=== TASK PROMPT ===
Find the word "label" below. Copy each line that has it.

(Website and app data records)
******

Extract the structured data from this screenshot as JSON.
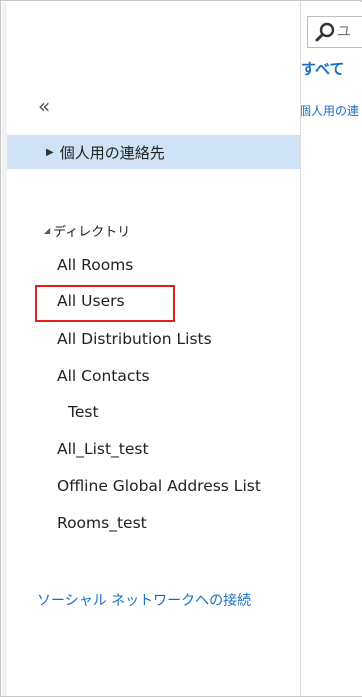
{
  "sidebar": {
    "collapse_glyph": "«",
    "personal_contacts": {
      "label": "個人用の連絡先"
    },
    "directory": {
      "label": "ディレクトリ",
      "items": [
        {
          "label": "All Rooms"
        },
        {
          "label": "All Users"
        },
        {
          "label": "All Distribution Lists"
        },
        {
          "label": "All Contacts"
        },
        {
          "label": "Test"
        },
        {
          "label": "All_List_test"
        },
        {
          "label": "Offline Global Address List"
        },
        {
          "label": "Rooms_test"
        }
      ]
    },
    "social_link": "ソーシャル ネットワークへの接続"
  },
  "main": {
    "search_placeholder": "ユ",
    "tab_all": "すべて",
    "personal_link": "個人用の連"
  },
  "colors": {
    "selected_bg": "#cfe3f4",
    "link": "#1a6fc4",
    "highlight_border": "#e02020"
  }
}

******

=== EXERCISE SOLUTION ===
      "label": "個人用の連絡先"
      "label": "ディレクトリ",
          "label": "All Rooms"
          "label": "All Users"
          "label": "All Distribution Lists"
          "label": "All Contacts"
          "label": "Test"
          "label": "All_List_test"
          "label": "Offline Global Address List"
          "label": "Rooms_test"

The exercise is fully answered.